• [WHAT YOU HAVE TO DO]
Please restate the following records word for word.

[Dataset rows describing interfaces]
*** Block opens ***
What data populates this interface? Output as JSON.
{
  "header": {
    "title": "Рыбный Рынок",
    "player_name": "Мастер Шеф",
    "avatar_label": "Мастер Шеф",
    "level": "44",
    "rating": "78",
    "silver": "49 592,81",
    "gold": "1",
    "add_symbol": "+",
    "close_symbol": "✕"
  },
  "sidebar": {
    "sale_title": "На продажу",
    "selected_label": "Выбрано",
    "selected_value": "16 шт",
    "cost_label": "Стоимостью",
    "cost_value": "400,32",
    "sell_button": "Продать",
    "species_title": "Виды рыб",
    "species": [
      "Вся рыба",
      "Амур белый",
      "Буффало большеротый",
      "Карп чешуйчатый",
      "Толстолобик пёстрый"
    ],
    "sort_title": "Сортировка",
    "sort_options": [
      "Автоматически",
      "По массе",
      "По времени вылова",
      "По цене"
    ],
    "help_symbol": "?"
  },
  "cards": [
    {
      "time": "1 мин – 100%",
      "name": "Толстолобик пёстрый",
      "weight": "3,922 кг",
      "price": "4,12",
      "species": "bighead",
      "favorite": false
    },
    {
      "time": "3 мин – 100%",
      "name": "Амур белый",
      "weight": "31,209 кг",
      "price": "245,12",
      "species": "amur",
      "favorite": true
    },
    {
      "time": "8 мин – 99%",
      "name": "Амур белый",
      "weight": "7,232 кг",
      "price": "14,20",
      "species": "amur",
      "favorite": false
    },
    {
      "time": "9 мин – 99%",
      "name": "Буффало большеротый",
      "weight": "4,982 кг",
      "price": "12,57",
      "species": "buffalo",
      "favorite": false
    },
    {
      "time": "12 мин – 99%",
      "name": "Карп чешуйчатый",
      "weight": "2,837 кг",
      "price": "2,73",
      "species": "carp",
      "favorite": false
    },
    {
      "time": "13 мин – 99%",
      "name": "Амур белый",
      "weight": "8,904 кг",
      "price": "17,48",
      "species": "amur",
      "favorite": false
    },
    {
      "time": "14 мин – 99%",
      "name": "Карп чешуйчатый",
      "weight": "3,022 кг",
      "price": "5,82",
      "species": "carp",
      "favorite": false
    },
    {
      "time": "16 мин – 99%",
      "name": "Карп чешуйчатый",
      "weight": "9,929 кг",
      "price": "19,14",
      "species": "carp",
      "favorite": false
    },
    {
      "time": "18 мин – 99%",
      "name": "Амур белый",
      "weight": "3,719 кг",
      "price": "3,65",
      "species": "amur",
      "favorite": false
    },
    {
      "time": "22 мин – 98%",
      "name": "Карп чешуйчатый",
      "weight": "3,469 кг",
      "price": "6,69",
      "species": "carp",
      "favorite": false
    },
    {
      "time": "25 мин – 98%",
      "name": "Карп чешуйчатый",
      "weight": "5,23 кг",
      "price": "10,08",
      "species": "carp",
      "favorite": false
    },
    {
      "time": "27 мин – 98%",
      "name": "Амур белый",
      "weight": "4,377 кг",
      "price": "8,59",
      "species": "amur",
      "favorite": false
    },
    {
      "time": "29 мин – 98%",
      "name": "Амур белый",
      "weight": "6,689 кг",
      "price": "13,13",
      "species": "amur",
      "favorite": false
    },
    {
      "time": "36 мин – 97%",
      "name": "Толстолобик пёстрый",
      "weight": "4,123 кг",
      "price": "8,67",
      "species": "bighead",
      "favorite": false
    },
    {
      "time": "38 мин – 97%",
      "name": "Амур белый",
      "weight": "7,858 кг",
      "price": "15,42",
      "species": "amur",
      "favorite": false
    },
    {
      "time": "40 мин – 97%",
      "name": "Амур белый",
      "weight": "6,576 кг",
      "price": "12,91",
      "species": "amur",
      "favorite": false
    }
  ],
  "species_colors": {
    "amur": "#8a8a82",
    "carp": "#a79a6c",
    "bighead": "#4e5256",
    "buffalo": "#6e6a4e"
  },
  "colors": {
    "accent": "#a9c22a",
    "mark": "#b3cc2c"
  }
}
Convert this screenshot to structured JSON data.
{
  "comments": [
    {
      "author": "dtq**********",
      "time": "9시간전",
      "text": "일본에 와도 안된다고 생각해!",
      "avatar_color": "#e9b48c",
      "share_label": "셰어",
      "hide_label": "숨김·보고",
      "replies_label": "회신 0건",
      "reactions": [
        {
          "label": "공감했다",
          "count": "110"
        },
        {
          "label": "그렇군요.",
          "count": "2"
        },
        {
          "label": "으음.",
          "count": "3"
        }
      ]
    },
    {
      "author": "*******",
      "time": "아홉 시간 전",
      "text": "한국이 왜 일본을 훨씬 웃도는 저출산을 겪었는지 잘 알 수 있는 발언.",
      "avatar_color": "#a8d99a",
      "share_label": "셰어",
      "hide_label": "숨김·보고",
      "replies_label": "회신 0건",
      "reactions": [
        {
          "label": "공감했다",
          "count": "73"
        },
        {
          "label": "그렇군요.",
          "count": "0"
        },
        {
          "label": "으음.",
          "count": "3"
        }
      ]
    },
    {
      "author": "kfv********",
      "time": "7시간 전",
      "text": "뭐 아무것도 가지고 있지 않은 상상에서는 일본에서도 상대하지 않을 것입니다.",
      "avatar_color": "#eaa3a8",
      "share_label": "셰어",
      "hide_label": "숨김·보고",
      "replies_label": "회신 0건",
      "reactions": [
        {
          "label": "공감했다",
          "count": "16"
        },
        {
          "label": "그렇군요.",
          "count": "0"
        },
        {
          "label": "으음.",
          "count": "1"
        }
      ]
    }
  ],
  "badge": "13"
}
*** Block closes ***
• [RESULT OF THE EXERCISE]
What data populates this interface? Output as JSON.
{
  "header": {
    "title": "Рыбный Рынок",
    "player_name": "Мастер Шеф",
    "avatar_label": "Мастер Шеф",
    "level": "44",
    "rating": "78",
    "silver": "49 592,81",
    "gold": "1",
    "add_symbol": "+",
    "close_symbol": "✕"
  },
  "sidebar": {
    "sale_title": "На продажу",
    "selected_label": "Выбрано",
    "selected_value": "16 шт",
    "cost_label": "Стоимостью",
    "cost_value": "400,32",
    "sell_button": "Продать",
    "species_title": "Виды рыб",
    "species": [
      "Вся рыба",
      "Амур белый",
      "Буффало большеротый",
      "Карп чешуйчатый",
      "Толстолобик пёстрый"
    ],
    "sort_title": "Сортировка",
    "sort_options": [
      "Автоматически",
      "По массе",
      "По времени вылова",
      "По цене"
    ],
    "help_symbol": "?"
  },
  "cards": [
    {
      "time": "1 мин – 100%",
      "name": "Толстолобик пёстрый",
      "weight": "3,922 кг",
      "price": "4,12",
      "species": "bighead",
      "favorite": false
    },
    {
      "time": "3 мин – 100%",
      "name": "Амур белый",
      "weight": "31,209 кг",
      "price": "245,12",
      "species": "amur",
      "favorite": true
    },
    {
      "time": "8 мин – 99%",
      "name": "Амур белый",
      "weight": "7,232 кг",
      "price": "14,20",
      "species": "amur",
      "favorite": false
    },
    {
      "time": "9 мин – 99%",
      "name": "Буффало большеротый",
      "weight": "4,982 кг",
      "price": "12,57",
      "species": "buffalo",
      "favorite": false
    },
    {
      "time": "12 мин – 99%",
      "name": "Карп чешуйчатый",
      "weight": "2,837 кг",
      "price": "2,73",
      "species": "carp",
      "favorite": false
    },
    {
      "time": "13 мин – 99%",
      "name": "Амур белый",
      "weight": "8,904 кг",
      "price": "17,48",
      "species": "amur",
      "favorite": false
    },
    {
      "time": "14 мин – 99%",
      "name": "Карп чешуйчатый",
      "weight": "3,022 кг",
      "price": "5,82",
      "species": "carp",
      "favorite": false
    },
    {
      "time": "16 мин – 99%",
      "name": "Карп чешуйчатый",
      "weight": "9,929 кг",
      "price": "19,14",
      "species": "carp",
      "favorite": false
    },
    {
      "time": "18 мин – 99%",
      "name": "Амур белый",
      "weight": "3,719 кг",
      "price": "3,65",
      "species": "amur",
      "favorite": false
    },
    {
      "time": "22 мин – 98%",
      "name": "Карп чешуйчатый",
      "weight": "3,469 кг",
      "price": "6,69",
      "species": "carp",
      "favorite": false
    },
    {
      "time": "25 мин – 98%",
      "name": "Карп чешуйчатый",
      "weight": "5,23 кг",
      "price": "10,08",
      "species": "carp",
      "favorite": false
    },
    {
      "time": "27 мин – 98%",
      "name": "Амур белый",
      "weight": "4,377 кг",
      "price": "8,59",
      "species": "amur",
      "favorite": false
    },
    {
      "time": "29 мин – 98%",
      "name": "Амур белый",
      "weight": "6,689 кг",
      "price": "13,13",
      "species": "amur",
      "favorite": false
    },
    {
      "time": "36 мин – 97%",
      "name": "Толстолобик пёстрый",
      "weight": "4,123 кг",
      "price": "8,67",
      "species": "bighead",
      "favorite": false
    },
    {
      "time": "38 мин – 97%",
      "name": "Амур белый",
      "weight": "7,858 кг",
      "price": "15,42",
      "species": "amur",
      "favorite": false
    },
    {
      "time": "40 мин – 97%",
      "name": "Амур белый",
      "weight": "6,576 кг",
      "price": "12,91",
      "species": "amur",
      "favorite": false
    }
  ],
  "species_colors": {
    "amur": "#8a8a82",
    "carp": "#a79a6c",
    "bighead": "#4e5256",
    "buffalo": "#6e6a4e"
  },
  "colors": {
    "accent": "#a9c22a",
    "mark": "#b3cc2c"
  }
}
Convert this screenshot to structured JSON data.
{
  "comments": [
    {
      "author": "dtq**********",
      "time": "9시간전",
      "text": "일본에 와도 안된다고 생각해!",
      "avatar_color": "#e9b48c",
      "share_label": "셰어",
      "hide_label": "숨김·보고",
      "replies_label": "회신 0건",
      "reactions": [
        {
          "label": "공감했다",
          "count": "110"
        },
        {
          "label": "그렇군요.",
          "count": "2"
        },
        {
          "label": "으음.",
          "count": "3"
        }
      ]
    },
    {
      "author": "*******",
      "time": "아홉 시간 전",
      "text": "한국이 왜 일본을 훨씬 웃도는 저출산을 겪었는지 잘 알 수 있는 발언.",
      "avatar_color": "#a8d99a",
      "share_label": "셰어",
      "hide_label": "숨김·보고",
      "replies_label": "회신 0건",
      "reactions": [
        {
          "label": "공감했다",
          "count": "73"
        },
        {
          "label": "그렇군요.",
          "count": "0"
        },
        {
          "label": "으음.",
          "count": "3"
        }
      ]
    },
    {
      "author": "kfv********",
      "time": "7시간 전",
      "text": "뭐 아무것도 가지고 있지 않은 상상에서는 일본에서도 상대하지 않을 것입니다.",
      "avatar_color": "#eaa3a8",
      "share_label": "셰어",
      "hide_label": "숨김·보고",
      "replies_label": "회신 0건",
      "reactions": [
        {
          "label": "공감했다",
          "count": "16"
        },
        {
          "label": "그렇군요.",
          "count": "0"
        },
        {
          "label": "으음.",
          "count": "1"
        }
      ]
    }
  ],
  "badge": "13"
}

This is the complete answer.